Material for the task -
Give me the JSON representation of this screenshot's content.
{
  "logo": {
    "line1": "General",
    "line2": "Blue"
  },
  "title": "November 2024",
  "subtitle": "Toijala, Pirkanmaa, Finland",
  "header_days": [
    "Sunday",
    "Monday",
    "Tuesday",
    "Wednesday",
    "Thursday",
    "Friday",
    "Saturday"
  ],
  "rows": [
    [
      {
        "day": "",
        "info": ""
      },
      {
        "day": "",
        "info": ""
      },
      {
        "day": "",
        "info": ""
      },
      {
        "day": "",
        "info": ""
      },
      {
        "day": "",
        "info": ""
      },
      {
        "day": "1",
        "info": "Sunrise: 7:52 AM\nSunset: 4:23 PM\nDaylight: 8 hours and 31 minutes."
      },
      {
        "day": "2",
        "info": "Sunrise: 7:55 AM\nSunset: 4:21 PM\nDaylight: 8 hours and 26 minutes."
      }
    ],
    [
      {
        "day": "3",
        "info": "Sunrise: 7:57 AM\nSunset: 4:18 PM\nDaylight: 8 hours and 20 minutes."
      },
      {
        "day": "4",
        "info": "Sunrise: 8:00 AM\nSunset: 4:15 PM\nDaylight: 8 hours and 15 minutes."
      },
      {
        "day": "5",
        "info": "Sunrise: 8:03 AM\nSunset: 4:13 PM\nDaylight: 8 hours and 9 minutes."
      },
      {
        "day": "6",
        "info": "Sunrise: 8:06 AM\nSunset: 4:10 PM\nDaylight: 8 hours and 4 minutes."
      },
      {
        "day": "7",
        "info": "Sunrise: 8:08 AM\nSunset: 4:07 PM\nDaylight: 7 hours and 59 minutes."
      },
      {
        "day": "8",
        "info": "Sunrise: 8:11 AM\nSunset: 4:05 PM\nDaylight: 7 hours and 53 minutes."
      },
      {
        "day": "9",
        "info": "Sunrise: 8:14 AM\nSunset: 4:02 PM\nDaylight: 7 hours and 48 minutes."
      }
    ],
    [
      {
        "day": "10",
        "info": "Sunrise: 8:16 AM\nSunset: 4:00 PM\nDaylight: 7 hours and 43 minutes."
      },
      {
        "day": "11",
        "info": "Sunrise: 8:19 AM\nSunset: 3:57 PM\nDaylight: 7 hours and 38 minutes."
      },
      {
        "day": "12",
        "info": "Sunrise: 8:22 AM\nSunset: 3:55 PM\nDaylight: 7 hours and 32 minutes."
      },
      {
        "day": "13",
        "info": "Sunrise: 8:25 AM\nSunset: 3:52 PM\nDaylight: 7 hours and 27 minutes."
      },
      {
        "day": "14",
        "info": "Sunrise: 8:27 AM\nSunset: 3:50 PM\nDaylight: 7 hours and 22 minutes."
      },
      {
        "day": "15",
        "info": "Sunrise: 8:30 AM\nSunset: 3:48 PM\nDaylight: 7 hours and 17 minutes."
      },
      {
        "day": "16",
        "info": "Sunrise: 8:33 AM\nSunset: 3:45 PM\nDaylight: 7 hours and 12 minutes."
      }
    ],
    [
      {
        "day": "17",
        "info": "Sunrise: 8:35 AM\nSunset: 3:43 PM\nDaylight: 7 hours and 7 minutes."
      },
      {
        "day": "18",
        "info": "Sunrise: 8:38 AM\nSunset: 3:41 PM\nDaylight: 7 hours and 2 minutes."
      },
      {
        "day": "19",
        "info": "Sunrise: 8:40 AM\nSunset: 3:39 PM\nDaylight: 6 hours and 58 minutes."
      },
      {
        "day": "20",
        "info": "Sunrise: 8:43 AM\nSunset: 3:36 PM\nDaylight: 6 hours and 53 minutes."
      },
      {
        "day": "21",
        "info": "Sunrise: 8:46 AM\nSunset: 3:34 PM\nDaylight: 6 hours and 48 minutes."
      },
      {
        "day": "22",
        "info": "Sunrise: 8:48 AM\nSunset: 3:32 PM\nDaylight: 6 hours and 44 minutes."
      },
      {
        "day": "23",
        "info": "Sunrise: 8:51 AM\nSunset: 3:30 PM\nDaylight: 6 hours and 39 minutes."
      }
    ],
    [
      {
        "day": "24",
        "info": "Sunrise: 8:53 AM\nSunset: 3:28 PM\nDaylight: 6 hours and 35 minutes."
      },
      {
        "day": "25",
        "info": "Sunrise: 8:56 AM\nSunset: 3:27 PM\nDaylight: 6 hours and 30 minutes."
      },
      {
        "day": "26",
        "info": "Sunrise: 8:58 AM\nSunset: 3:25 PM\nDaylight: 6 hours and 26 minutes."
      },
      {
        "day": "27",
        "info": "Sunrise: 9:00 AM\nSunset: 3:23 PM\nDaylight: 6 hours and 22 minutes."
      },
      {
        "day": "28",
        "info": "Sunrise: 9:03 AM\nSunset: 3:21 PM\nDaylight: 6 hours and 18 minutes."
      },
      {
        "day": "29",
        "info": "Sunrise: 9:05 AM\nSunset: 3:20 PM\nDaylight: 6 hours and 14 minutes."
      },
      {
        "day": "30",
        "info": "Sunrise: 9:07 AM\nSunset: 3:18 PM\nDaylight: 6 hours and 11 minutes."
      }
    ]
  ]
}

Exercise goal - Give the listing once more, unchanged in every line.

Task output -
Give me the JSON representation of this screenshot's content.
{
  "logo": {
    "line1": "General",
    "line2": "Blue"
  },
  "title": "November 2024",
  "subtitle": "Toijala, Pirkanmaa, Finland",
  "header_days": [
    "Sunday",
    "Monday",
    "Tuesday",
    "Wednesday",
    "Thursday",
    "Friday",
    "Saturday"
  ],
  "rows": [
    [
      {
        "day": "",
        "info": ""
      },
      {
        "day": "",
        "info": ""
      },
      {
        "day": "",
        "info": ""
      },
      {
        "day": "",
        "info": ""
      },
      {
        "day": "",
        "info": ""
      },
      {
        "day": "1",
        "info": "Sunrise: 7:52 AM\nSunset: 4:23 PM\nDaylight: 8 hours and 31 minutes."
      },
      {
        "day": "2",
        "info": "Sunrise: 7:55 AM\nSunset: 4:21 PM\nDaylight: 8 hours and 26 minutes."
      }
    ],
    [
      {
        "day": "3",
        "info": "Sunrise: 7:57 AM\nSunset: 4:18 PM\nDaylight: 8 hours and 20 minutes."
      },
      {
        "day": "4",
        "info": "Sunrise: 8:00 AM\nSunset: 4:15 PM\nDaylight: 8 hours and 15 minutes."
      },
      {
        "day": "5",
        "info": "Sunrise: 8:03 AM\nSunset: 4:13 PM\nDaylight: 8 hours and 9 minutes."
      },
      {
        "day": "6",
        "info": "Sunrise: 8:06 AM\nSunset: 4:10 PM\nDaylight: 8 hours and 4 minutes."
      },
      {
        "day": "7",
        "info": "Sunrise: 8:08 AM\nSunset: 4:07 PM\nDaylight: 7 hours and 59 minutes."
      },
      {
        "day": "8",
        "info": "Sunrise: 8:11 AM\nSunset: 4:05 PM\nDaylight: 7 hours and 53 minutes."
      },
      {
        "day": "9",
        "info": "Sunrise: 8:14 AM\nSunset: 4:02 PM\nDaylight: 7 hours and 48 minutes."
      }
    ],
    [
      {
        "day": "10",
        "info": "Sunrise: 8:16 AM\nSunset: 4:00 PM\nDaylight: 7 hours and 43 minutes."
      },
      {
        "day": "11",
        "info": "Sunrise: 8:19 AM\nSunset: 3:57 PM\nDaylight: 7 hours and 38 minutes."
      },
      {
        "day": "12",
        "info": "Sunrise: 8:22 AM\nSunset: 3:55 PM\nDaylight: 7 hours and 32 minutes."
      },
      {
        "day": "13",
        "info": "Sunrise: 8:25 AM\nSunset: 3:52 PM\nDaylight: 7 hours and 27 minutes."
      },
      {
        "day": "14",
        "info": "Sunrise: 8:27 AM\nSunset: 3:50 PM\nDaylight: 7 hours and 22 minutes."
      },
      {
        "day": "15",
        "info": "Sunrise: 8:30 AM\nSunset: 3:48 PM\nDaylight: 7 hours and 17 minutes."
      },
      {
        "day": "16",
        "info": "Sunrise: 8:33 AM\nSunset: 3:45 PM\nDaylight: 7 hours and 12 minutes."
      }
    ],
    [
      {
        "day": "17",
        "info": "Sunrise: 8:35 AM\nSunset: 3:43 PM\nDaylight: 7 hours and 7 minutes."
      },
      {
        "day": "18",
        "info": "Sunrise: 8:38 AM\nSunset: 3:41 PM\nDaylight: 7 hours and 2 minutes."
      },
      {
        "day": "19",
        "info": "Sunrise: 8:40 AM\nSunset: 3:39 PM\nDaylight: 6 hours and 58 minutes."
      },
      {
        "day": "20",
        "info": "Sunrise: 8:43 AM\nSunset: 3:36 PM\nDaylight: 6 hours and 53 minutes."
      },
      {
        "day": "21",
        "info": "Sunrise: 8:46 AM\nSunset: 3:34 PM\nDaylight: 6 hours and 48 minutes."
      },
      {
        "day": "22",
        "info": "Sunrise: 8:48 AM\nSunset: 3:32 PM\nDaylight: 6 hours and 44 minutes."
      },
      {
        "day": "23",
        "info": "Sunrise: 8:51 AM\nSunset: 3:30 PM\nDaylight: 6 hours and 39 minutes."
      }
    ],
    [
      {
        "day": "24",
        "info": "Sunrise: 8:53 AM\nSunset: 3:28 PM\nDaylight: 6 hours and 35 minutes."
      },
      {
        "day": "25",
        "info": "Sunrise: 8:56 AM\nSunset: 3:27 PM\nDaylight: 6 hours and 30 minutes."
      },
      {
        "day": "26",
        "info": "Sunrise: 8:58 AM\nSunset: 3:25 PM\nDaylight: 6 hours and 26 minutes."
      },
      {
        "day": "27",
        "info": "Sunrise: 9:00 AM\nSunset: 3:23 PM\nDaylight: 6 hours and 22 minutes."
      },
      {
        "day": "28",
        "info": "Sunrise: 9:03 AM\nSunset: 3:21 PM\nDaylight: 6 hours and 18 minutes."
      },
      {
        "day": "29",
        "info": "Sunrise: 9:05 AM\nSunset: 3:20 PM\nDaylight: 6 hours and 14 minutes."
      },
      {
        "day": "30",
        "info": "Sunrise: 9:07 AM\nSunset: 3:18 PM\nDaylight: 6 hours and 11 minutes."
      }
    ]
  ]
}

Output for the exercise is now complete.